===== Provided data =====

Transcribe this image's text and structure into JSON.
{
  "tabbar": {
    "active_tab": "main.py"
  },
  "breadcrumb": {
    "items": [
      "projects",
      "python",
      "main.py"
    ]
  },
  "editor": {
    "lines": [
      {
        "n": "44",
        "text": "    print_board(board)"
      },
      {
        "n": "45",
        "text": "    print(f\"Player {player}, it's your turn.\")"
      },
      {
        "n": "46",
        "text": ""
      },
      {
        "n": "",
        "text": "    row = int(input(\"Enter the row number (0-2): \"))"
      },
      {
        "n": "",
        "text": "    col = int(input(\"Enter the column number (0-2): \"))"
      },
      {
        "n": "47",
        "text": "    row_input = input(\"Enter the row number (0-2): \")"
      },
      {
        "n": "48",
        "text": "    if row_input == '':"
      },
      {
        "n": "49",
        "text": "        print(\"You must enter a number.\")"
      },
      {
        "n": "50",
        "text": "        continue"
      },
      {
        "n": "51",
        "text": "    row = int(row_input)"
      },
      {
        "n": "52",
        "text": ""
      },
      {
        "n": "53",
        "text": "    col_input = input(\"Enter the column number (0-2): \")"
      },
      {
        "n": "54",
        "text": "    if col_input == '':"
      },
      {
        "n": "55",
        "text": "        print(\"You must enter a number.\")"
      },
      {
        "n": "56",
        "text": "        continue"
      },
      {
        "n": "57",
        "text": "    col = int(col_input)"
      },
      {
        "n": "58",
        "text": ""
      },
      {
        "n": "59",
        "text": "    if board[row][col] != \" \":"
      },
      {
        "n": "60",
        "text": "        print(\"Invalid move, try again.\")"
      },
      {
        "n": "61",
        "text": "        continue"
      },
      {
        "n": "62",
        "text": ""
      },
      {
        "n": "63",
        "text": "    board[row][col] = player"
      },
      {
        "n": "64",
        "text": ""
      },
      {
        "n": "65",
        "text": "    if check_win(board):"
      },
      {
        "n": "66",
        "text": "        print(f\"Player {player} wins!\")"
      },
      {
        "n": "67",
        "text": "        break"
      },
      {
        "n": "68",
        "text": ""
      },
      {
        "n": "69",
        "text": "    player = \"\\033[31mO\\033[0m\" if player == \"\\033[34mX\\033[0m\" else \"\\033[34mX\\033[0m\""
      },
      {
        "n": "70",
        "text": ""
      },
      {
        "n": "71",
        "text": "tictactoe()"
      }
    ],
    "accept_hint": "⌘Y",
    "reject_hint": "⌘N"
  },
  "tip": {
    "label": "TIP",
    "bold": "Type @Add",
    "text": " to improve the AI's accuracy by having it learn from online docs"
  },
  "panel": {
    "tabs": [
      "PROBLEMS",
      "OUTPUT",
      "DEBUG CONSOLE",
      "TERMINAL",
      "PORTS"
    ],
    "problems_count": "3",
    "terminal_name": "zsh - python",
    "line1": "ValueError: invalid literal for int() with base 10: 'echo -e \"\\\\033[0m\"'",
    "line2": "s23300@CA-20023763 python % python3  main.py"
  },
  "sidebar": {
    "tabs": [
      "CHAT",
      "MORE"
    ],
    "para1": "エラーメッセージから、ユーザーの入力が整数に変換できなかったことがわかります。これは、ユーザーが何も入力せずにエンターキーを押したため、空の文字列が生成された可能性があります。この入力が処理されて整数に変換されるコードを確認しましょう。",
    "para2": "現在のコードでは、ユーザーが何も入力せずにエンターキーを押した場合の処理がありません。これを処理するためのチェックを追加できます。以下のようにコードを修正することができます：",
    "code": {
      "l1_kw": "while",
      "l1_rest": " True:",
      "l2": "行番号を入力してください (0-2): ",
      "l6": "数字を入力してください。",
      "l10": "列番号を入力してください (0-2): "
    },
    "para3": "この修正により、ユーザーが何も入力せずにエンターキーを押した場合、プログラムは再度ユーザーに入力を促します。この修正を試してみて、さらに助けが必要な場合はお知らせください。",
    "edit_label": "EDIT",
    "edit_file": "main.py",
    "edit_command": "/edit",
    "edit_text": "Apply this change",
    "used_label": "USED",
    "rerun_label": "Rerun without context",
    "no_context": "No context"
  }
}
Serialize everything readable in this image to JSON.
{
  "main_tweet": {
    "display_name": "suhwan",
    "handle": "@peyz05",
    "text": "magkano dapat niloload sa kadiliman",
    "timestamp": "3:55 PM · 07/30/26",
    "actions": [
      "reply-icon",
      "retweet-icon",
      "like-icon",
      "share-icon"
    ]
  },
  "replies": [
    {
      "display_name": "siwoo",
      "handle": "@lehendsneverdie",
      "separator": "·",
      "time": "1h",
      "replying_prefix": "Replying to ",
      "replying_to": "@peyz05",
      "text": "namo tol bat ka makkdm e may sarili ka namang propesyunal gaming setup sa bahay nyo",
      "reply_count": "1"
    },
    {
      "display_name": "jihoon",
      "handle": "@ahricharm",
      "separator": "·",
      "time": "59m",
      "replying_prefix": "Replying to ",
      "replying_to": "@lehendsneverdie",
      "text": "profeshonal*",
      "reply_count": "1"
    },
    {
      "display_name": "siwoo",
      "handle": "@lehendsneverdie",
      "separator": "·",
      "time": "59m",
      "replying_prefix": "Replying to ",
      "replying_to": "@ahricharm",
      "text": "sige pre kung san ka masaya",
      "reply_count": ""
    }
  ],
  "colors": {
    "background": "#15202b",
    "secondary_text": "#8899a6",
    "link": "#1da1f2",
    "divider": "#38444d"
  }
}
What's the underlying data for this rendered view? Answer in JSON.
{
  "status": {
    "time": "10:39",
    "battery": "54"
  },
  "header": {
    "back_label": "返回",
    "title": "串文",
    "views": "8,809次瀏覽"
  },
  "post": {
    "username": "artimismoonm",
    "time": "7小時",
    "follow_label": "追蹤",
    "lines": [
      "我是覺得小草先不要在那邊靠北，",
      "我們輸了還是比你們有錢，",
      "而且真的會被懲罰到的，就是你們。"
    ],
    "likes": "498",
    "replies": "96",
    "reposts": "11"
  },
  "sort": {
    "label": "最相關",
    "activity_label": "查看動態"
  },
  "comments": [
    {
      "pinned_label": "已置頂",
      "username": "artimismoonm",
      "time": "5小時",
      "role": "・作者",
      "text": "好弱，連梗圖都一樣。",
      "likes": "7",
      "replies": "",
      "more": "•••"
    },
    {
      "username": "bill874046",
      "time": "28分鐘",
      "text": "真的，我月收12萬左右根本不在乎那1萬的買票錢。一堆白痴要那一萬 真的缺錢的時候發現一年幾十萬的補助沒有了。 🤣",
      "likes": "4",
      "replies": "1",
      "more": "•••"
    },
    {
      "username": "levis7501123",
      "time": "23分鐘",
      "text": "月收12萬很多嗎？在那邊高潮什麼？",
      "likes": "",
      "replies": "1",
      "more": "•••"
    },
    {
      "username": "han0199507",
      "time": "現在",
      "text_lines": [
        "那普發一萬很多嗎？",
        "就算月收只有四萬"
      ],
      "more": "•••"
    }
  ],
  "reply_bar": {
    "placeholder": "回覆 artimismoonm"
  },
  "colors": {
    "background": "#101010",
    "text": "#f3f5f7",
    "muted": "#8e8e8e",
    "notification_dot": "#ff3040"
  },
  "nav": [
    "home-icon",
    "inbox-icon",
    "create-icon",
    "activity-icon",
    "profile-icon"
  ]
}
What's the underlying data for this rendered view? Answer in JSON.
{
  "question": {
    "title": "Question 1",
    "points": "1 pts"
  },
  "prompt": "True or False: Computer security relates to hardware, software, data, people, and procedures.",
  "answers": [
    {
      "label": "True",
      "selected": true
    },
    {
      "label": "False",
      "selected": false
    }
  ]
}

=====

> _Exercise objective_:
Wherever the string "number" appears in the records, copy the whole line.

> _Output_:
        "text": "    row = int(input(\"Enter the row number (0-2): \"))"
        "text": "    col = int(input(\"Enter the column number (0-2): \"))"
        "text": "    row_input = input(\"Enter the row number (0-2): \")"
        "text": "        print(\"You must enter a number.\")"
        "text": "    col_input = input(\"Enter the column number (0-2): \")"
        "text": "        print(\"You must enter a number.\")"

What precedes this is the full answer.